Items from an interface collection:
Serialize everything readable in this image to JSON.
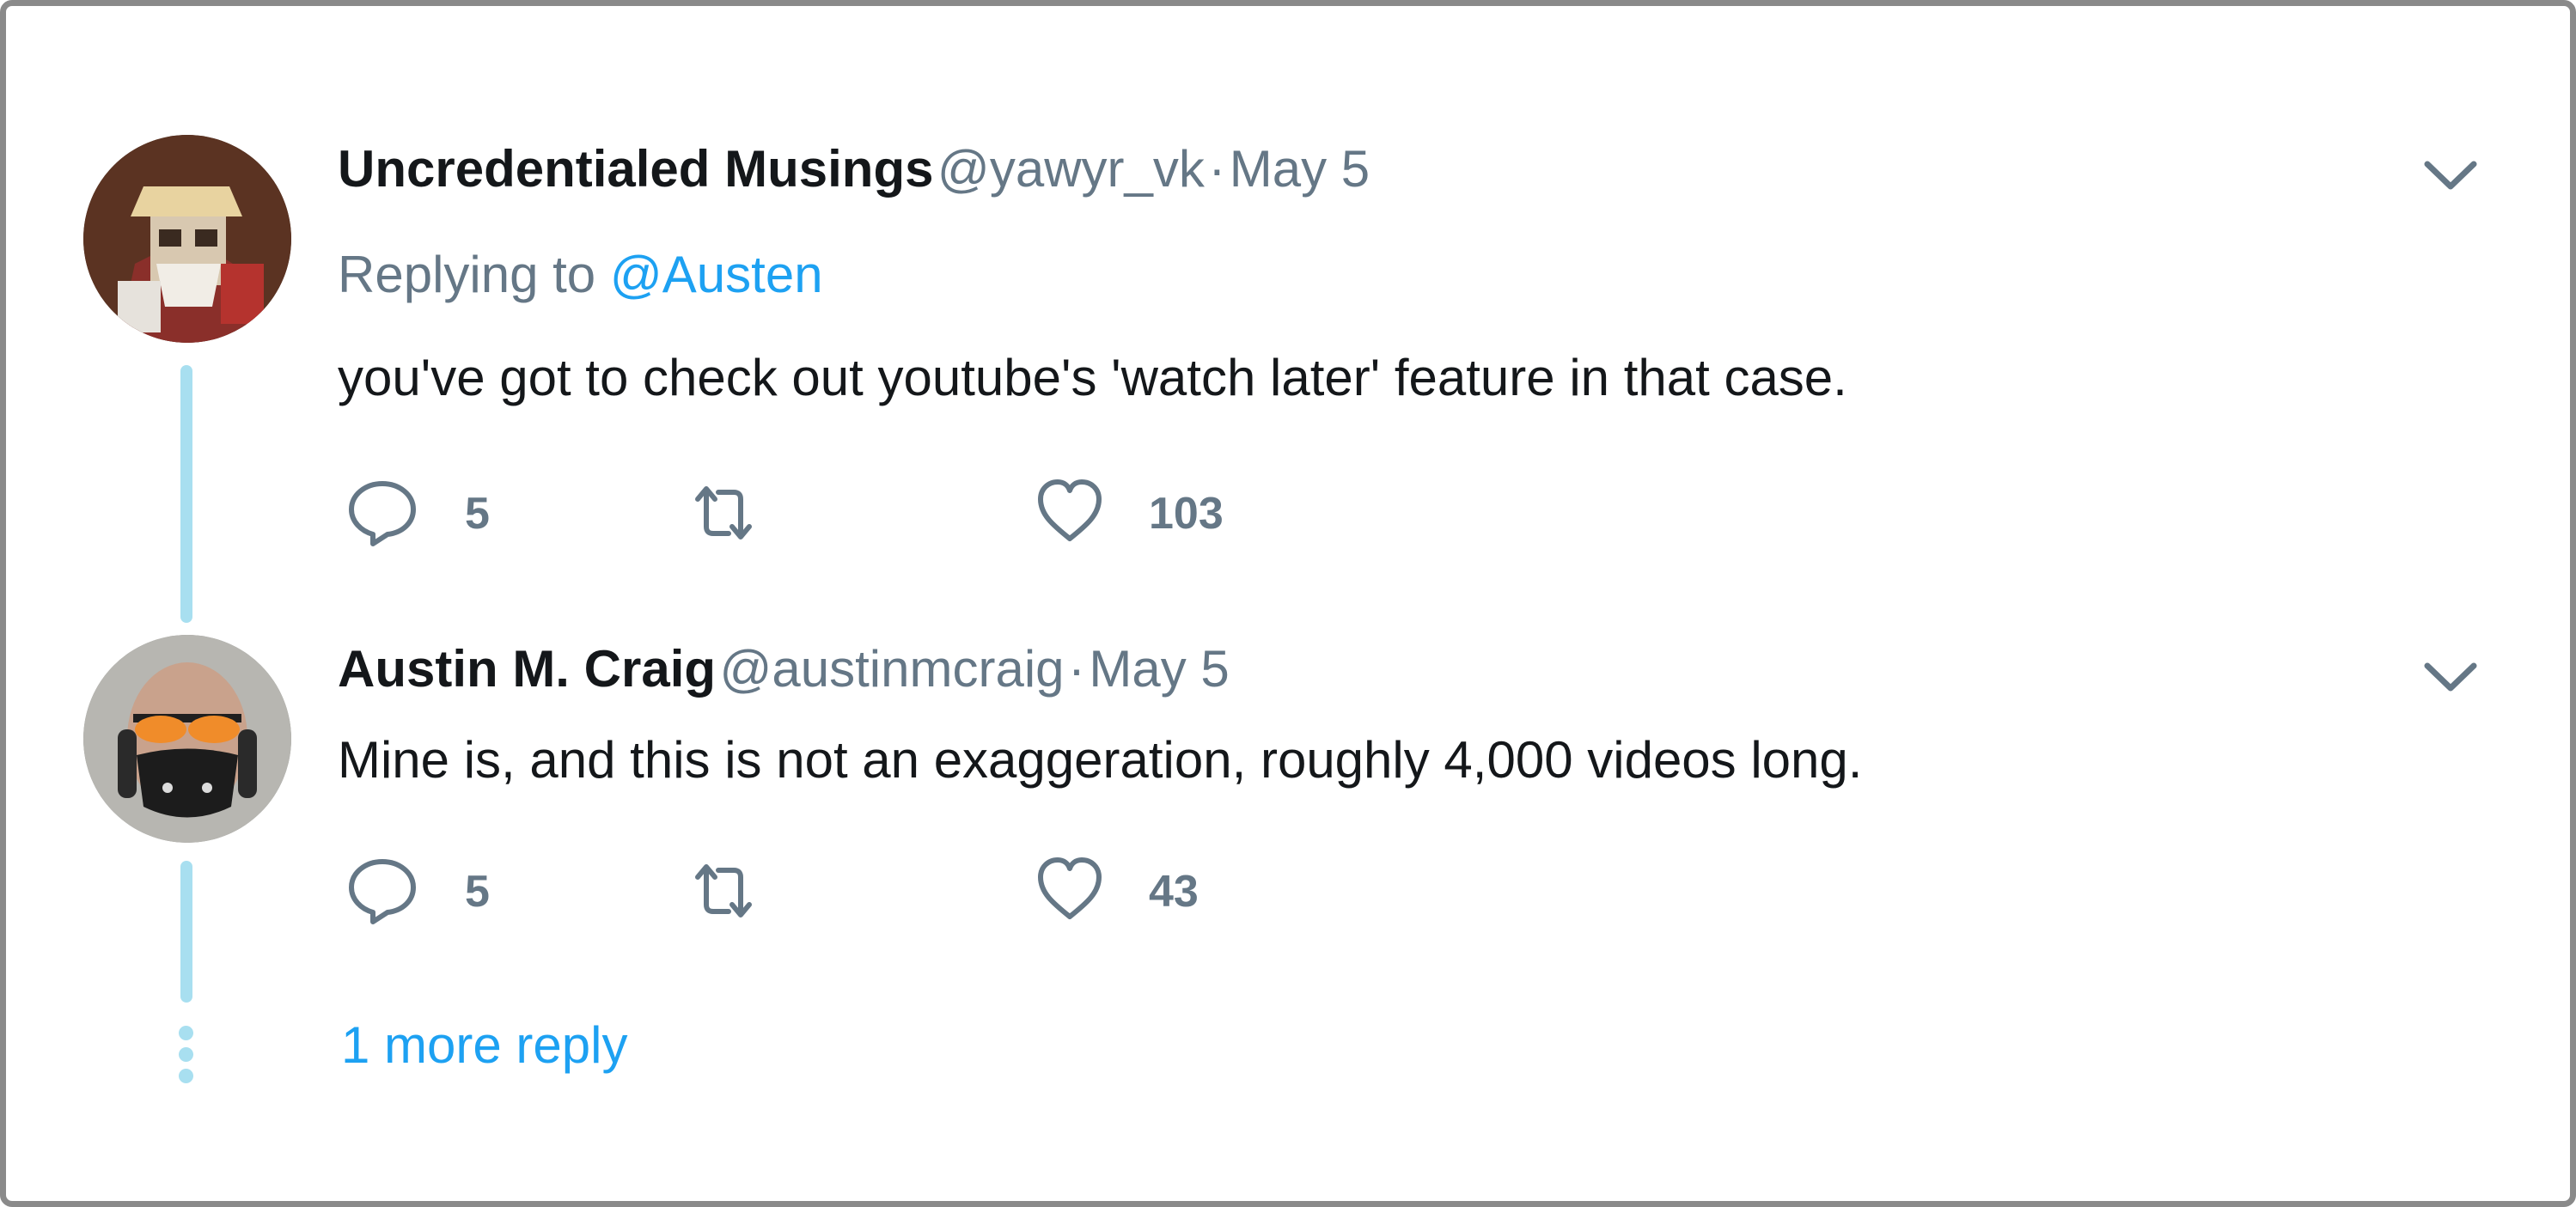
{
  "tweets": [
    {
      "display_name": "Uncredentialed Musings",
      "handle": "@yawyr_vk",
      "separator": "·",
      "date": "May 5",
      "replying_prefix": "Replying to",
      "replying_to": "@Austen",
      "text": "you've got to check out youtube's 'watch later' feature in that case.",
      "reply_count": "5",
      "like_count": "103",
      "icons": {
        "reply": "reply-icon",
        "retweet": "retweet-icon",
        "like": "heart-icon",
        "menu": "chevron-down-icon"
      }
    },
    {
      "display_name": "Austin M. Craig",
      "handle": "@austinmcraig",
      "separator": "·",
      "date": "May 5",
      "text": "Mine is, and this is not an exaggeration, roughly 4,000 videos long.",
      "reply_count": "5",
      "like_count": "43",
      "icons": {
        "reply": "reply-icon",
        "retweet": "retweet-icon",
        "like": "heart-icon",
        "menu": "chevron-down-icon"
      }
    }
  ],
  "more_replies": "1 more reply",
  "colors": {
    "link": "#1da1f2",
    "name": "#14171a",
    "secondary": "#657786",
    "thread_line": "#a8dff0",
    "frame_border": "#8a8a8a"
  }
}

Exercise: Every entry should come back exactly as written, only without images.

Exercise output:
Serialize everything readable in this image to JSON.
{
  "tweets": [
    {
      "display_name": "Uncredentialed Musings",
      "handle": "@yawyr_vk",
      "separator": "·",
      "date": "May 5",
      "replying_prefix": "Replying to",
      "replying_to": "@Austen",
      "text": "you've got to check out youtube's 'watch later' feature in that case.",
      "reply_count": "5",
      "like_count": "103",
      "icons": {
        "reply": "reply-icon",
        "retweet": "retweet-icon",
        "like": "heart-icon",
        "menu": "chevron-down-icon"
      }
    },
    {
      "display_name": "Austin M. Craig",
      "handle": "@austinmcraig",
      "separator": "·",
      "date": "May 5",
      "text": "Mine is, and this is not an exaggeration, roughly 4,000 videos long.",
      "reply_count": "5",
      "like_count": "43",
      "icons": {
        "reply": "reply-icon",
        "retweet": "retweet-icon",
        "like": "heart-icon",
        "menu": "chevron-down-icon"
      }
    }
  ],
  "more_replies": "1 more reply",
  "colors": {
    "link": "#1da1f2",
    "name": "#14171a",
    "secondary": "#657786",
    "thread_line": "#a8dff0",
    "frame_border": "#8a8a8a"
  }
}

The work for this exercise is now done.